_Stored data_:
※ ※ ※

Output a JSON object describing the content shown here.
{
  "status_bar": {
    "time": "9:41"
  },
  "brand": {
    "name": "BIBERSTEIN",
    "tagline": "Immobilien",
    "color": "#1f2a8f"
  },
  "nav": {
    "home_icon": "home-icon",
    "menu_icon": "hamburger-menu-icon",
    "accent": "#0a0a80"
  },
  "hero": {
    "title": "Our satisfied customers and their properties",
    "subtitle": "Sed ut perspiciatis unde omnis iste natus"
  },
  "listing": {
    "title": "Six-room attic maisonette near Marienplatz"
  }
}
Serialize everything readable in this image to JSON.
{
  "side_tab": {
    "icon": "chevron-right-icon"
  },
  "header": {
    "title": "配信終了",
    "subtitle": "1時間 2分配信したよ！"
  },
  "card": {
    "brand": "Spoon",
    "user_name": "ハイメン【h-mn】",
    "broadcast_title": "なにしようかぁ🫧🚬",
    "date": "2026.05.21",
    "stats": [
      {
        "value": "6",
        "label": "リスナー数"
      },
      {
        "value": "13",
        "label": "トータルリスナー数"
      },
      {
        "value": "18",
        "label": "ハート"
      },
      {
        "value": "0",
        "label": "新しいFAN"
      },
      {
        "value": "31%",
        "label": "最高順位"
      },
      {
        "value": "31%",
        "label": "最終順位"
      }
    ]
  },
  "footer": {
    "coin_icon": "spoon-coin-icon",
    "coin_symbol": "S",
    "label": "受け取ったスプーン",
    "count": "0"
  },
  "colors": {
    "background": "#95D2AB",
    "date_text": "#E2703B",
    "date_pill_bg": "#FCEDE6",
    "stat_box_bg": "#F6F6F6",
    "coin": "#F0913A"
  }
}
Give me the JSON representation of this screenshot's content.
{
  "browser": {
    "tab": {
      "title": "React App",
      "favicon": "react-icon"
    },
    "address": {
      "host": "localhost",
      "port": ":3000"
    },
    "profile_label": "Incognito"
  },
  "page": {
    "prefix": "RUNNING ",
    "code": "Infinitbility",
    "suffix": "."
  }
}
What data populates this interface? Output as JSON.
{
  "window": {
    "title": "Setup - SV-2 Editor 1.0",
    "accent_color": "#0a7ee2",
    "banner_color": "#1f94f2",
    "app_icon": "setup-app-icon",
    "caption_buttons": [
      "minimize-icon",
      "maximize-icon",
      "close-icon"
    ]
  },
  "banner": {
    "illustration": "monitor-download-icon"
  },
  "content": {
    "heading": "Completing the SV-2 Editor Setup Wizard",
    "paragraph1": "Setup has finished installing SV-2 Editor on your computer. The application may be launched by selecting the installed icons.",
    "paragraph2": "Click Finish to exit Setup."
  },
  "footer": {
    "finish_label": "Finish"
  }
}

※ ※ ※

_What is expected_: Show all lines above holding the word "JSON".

_Final answer_:
Output a JSON object describing the content shown here.
Serialize everything readable in this image to JSON.
Give me the JSON representation of this screenshot's content.
What data populates this interface? Output as JSON.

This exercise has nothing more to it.